Quite a few GN-ers are in the same boat, so keep posting. smile

My son and his family all live in the States. They are happy, well and thoroughly enjoy their life. What more could I ask.

Dresden - A Christmas in China! Wonderful. sunshine

Dresden Wed 21-Nov-12 19:44:07

maryskid sorry to hear that all your GC will be so far away flowers

My two GC live in China and we can't even use Skype (not available in China at the moment). We try to visit as often as possible, normally once every 8 or 9 months, but it's expensive and physically very tiring. We have got used to it and try to keep in touch with phone calls, e mails, and little presents sent through the post.

We miss so much, but our DS and DIL (who is Chinese) try to include us as much as possible and show the GC that they value the English family.We are getting ready to go over to China next month and will spend our first Christmas ever with the GC, very excited! smile

maryskid Wed 21-Nov-12 19:23:26

My son moved to Perth Western Australia in August and his partner and our 2 children will be joining him as soon as they can find the right house at the right price. I was just getting used to all this when my daughter, son in law and our other 4 grandchildren called and told us they are moving next summer to new south wales, the opposite side of australia to my son. My son in law is a church of england vicar and he has found a parish over there. At present they live in Staffordshire about an hour and a half from us. I just feel as if my world is falling apart and really need to hear from other people in similar situations.

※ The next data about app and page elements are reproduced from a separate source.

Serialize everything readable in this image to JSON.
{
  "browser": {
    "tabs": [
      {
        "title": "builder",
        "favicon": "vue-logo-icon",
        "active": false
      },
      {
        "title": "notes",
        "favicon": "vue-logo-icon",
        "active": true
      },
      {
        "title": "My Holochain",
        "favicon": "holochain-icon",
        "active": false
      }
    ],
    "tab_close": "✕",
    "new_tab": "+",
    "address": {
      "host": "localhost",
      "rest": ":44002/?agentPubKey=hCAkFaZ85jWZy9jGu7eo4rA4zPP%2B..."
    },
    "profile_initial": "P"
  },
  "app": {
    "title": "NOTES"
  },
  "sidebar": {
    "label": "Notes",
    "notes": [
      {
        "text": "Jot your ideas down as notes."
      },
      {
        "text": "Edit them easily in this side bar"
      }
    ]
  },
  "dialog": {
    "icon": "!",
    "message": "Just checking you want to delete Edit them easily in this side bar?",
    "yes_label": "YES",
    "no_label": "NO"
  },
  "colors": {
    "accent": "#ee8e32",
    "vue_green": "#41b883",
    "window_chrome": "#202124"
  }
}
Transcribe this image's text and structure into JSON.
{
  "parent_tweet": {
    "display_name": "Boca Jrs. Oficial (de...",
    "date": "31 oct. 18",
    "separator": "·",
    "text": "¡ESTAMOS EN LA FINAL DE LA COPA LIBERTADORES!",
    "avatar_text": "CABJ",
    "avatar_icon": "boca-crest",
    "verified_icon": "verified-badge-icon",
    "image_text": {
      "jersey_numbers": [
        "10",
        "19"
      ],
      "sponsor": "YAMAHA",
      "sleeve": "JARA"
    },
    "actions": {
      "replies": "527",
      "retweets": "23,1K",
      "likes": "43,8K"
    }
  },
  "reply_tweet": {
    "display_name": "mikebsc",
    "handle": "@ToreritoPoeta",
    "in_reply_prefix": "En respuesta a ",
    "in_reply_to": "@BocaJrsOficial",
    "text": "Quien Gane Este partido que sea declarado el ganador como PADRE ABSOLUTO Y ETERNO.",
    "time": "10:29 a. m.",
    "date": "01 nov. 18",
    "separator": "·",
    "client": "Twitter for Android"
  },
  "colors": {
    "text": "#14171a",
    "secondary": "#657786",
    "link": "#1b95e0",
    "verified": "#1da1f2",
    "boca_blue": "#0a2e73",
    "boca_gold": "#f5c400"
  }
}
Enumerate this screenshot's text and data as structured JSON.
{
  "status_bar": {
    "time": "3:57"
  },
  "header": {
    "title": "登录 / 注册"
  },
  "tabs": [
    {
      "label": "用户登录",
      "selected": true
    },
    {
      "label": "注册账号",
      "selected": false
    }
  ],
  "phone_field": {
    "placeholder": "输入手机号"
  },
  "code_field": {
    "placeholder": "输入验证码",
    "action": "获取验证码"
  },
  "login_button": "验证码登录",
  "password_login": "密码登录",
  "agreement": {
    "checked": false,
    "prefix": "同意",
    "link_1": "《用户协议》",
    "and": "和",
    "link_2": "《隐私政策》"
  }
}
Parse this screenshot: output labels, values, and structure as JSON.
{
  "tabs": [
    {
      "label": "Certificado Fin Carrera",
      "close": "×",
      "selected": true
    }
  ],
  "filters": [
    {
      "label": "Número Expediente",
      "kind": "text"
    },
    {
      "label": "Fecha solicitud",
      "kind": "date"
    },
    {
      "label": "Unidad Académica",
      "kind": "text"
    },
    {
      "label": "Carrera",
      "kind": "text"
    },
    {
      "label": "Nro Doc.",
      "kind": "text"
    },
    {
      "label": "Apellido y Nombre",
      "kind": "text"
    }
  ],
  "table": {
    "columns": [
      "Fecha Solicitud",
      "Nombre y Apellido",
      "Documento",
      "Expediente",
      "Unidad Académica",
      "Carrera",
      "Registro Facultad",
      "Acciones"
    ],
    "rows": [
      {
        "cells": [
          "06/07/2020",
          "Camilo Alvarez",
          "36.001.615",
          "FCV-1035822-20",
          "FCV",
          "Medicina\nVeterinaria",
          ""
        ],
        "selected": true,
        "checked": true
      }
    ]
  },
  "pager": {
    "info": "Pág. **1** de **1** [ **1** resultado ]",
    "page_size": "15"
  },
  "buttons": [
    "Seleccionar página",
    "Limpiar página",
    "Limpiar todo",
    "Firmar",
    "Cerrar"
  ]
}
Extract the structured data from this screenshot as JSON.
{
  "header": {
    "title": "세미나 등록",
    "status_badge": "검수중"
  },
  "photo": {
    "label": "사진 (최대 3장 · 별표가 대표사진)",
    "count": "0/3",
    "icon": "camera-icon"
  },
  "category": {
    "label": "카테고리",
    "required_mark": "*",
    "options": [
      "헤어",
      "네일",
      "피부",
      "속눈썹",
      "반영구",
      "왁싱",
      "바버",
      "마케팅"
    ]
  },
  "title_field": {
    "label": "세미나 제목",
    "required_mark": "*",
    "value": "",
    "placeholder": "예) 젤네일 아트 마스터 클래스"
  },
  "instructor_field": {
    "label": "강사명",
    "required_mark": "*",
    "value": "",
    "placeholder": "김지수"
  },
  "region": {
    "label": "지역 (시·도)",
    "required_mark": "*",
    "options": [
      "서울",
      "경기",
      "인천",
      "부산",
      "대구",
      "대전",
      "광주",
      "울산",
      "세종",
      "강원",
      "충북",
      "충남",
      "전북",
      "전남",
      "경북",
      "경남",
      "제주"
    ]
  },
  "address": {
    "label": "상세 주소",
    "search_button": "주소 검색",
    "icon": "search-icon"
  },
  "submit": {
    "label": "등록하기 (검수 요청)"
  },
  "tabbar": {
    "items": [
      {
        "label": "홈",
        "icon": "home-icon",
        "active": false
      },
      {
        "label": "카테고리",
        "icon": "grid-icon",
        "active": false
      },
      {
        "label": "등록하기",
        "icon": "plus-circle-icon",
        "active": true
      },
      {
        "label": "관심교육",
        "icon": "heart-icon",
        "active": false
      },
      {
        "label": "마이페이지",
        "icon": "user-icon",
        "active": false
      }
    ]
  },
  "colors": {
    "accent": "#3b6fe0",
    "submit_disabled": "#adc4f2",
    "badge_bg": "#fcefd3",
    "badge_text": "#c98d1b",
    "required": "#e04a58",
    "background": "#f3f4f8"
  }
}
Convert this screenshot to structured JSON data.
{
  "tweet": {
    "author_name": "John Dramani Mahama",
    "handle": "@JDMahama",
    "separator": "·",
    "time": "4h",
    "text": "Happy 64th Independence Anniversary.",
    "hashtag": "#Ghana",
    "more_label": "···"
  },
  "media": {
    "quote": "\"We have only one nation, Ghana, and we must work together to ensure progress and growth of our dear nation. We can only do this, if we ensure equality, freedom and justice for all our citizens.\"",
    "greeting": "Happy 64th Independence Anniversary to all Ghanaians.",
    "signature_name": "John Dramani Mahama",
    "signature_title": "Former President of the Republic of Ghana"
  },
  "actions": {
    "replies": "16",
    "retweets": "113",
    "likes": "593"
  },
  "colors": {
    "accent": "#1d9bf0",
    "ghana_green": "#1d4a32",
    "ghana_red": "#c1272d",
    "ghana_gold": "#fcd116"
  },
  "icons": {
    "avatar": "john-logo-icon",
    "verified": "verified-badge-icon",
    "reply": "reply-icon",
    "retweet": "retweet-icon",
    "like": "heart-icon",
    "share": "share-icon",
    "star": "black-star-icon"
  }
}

Skype is ok but nothing beats physical contact. I just can't find any positives in all this at the moment.

GrandmaPam Thu 27-Sep-12 09:12:16

Thanks to everyone for the advice - all of it good! I booked the B&B, but we have a slight compromise in that our daughter (so the baby's new auntie) will stay with the new parents and baby for one night - keeps our costs down and once she hits the pillow, nobody hears a peep out of her...don't think she will be a possible cause of 'intimidation' to the new parents with a crying baby! Our son and daughter in law happy - they did say they were happy for us (and expecting us) to stay with them, but understand why we've made this decision. I explained that they can't know now how they will feel, but even though its 30 years ago now, I can remember how I would have felt! We will be with them most of the time anyway, just not the nights...and we will stay with them next time and in the future, so everyone's happy.

janeainsworth Tue 25-Sep-12 15:47:50

Hello GrandmaPam, I agree, go for the B&Bsmile.
Your little grandchild might be less than a week old on Oct 7th and your son and partner will be finding their feet, and it will be easier for them if they have some privacy, though of course they will be very glad of your help too.
We live 4 hours' drive away from DD and when she was expecting DGD, they said we could go and see them the day after DD came out of hospital for about an hour (!) The same visiting rights were extended to SiL's parentssmile.
They wanted to be on their own for the duration of SiL's 2 weeks' paternity leave, and then could I possibly go down for a week when he went back to work.
I really enjoyed looking after my DD and DGD and I can promise you there is just nothing like the joy of holding your grandchild in your armsflowers